Over Memorial Day weekend, members of various organizations went to cemeteries throughout Greater Pittston to replace the American flags on the graves of soldiers.
One young man did the same. But he did it all on his own.
Through his own personal conquest, West Wyoming resident Brady Yelland, 9, stopped at two cemeteries this past weekend to replace flags.
“I want to respect the veterans who fought for our country and made us a free country,” he said.
Brady started replacing flags at the age of 7 with his grandmother JoAnn Hunter, of Pittston, who serves as the president of the Ladies Auxiliary American Legion Post 477.
The American Legion provides the two with the flags.
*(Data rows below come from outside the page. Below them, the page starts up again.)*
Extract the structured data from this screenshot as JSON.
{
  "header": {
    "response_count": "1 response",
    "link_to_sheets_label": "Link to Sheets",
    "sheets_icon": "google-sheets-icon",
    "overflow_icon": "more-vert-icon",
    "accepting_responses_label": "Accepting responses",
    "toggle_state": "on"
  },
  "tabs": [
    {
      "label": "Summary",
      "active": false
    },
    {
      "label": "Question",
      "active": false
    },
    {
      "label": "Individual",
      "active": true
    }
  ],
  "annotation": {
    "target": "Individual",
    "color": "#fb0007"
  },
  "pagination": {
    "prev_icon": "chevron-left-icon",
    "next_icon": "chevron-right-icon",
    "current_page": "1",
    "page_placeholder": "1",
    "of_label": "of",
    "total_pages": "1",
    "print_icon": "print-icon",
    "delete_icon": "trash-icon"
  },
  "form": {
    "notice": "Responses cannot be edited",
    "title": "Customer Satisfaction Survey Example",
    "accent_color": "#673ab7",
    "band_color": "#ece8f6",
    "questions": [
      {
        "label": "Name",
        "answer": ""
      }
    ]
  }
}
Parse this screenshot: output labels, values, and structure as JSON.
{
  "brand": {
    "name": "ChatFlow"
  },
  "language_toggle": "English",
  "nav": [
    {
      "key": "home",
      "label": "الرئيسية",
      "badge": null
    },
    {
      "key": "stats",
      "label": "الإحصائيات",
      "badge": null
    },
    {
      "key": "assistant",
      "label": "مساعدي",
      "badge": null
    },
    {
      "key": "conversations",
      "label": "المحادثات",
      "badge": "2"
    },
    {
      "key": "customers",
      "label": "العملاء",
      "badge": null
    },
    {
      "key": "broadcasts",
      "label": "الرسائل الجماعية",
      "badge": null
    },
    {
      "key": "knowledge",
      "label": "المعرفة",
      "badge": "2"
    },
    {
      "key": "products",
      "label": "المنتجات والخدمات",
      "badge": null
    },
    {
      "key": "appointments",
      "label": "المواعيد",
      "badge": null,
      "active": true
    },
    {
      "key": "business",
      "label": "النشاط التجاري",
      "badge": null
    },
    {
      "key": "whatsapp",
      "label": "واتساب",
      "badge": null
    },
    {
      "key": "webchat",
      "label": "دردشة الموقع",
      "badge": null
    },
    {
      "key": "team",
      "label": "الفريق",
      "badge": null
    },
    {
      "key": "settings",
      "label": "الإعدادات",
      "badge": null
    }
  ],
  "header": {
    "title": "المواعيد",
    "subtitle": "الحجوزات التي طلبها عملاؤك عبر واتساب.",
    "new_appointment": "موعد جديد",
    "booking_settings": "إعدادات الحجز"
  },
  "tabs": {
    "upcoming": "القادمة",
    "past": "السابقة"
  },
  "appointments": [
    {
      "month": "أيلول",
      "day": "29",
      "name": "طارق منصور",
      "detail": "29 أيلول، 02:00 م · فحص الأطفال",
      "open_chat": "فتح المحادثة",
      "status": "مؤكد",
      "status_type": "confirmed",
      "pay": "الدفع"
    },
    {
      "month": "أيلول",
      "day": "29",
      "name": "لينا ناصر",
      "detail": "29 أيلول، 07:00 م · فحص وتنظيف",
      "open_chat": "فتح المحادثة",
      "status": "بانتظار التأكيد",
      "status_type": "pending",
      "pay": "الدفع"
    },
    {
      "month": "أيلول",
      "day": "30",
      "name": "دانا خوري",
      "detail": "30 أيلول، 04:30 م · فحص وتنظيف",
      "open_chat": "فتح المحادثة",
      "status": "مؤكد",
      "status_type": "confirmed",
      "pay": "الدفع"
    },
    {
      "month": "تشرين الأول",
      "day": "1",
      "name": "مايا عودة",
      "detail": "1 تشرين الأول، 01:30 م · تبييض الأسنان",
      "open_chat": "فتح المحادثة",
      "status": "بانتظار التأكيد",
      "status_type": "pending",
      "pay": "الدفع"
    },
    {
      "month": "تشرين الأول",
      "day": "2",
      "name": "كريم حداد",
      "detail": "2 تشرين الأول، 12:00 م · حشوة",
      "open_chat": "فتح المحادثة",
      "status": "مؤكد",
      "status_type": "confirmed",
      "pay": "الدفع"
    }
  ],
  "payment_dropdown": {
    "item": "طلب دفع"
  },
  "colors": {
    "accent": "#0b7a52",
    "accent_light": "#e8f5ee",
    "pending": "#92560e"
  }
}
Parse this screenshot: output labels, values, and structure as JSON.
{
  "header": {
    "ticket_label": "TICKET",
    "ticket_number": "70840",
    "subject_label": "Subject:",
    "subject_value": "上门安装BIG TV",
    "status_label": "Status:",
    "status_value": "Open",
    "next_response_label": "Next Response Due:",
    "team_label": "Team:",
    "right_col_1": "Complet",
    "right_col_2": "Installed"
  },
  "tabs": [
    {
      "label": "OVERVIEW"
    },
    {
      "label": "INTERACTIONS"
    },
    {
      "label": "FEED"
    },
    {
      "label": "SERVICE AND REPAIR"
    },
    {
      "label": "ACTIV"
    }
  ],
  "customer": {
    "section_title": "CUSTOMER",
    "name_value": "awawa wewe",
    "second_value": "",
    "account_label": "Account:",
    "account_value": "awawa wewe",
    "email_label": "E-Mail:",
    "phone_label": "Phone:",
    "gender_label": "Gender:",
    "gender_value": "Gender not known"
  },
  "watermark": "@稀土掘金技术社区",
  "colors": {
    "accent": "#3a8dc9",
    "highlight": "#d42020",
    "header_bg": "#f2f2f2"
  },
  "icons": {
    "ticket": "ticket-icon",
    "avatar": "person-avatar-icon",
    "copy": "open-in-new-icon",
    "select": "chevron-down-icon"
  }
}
“About three years ago, I asked if he wanted to do the flags with me and he came out and did them and he loved it,” she said. “I was going by doing the flags and noticed him kneeling there. The caretaker at the Pittston cemetery came to me and asked if I could hear what he was saying. Every flag he placed he was kneeling and praying. After that, he couldn’t wait for the flags every year.”
Brady kneels at every grave after placing a flag.
“I’m saying thank you for fighting for our country and I’m happy that you fought for us to be a free country,” he said.
The Wyoming Area Intermediate Center fourth-grader usually goes to two or three cemeteries every year, depending on which ones were not done by organizations.
He likes to replace the flags alone.
“It’s my thing,” Brady said. “My (older) brother (Aaron) did it with me a couple years ago, but he had a baseball game this year.”
Brady’s act of kindness hasn’t gone unnoticed as his mother, Lisa, said a police officer noticed him after originally approaching her about her parking at one of the cemeteries.
“We were parked under the bridges and a cop came over and questioned how I was parked,” she said. “He saw what Brady was doing and said he liked what he saw. I told him we would only be a few more minutes.”
Hunter said veterans at the American Legion have given Brady tokens of their appreciation, with one member giving him a copy of his high reward from the Navy and another buying him a Navy Seal hat.
She said she doesn’t know where her grandson got his affection for the military men and women.
“I don’t know what it is,” Hunter said. “His uncle was in the military, but there is something about it that he’s fascinated with — the military and the soldiers.”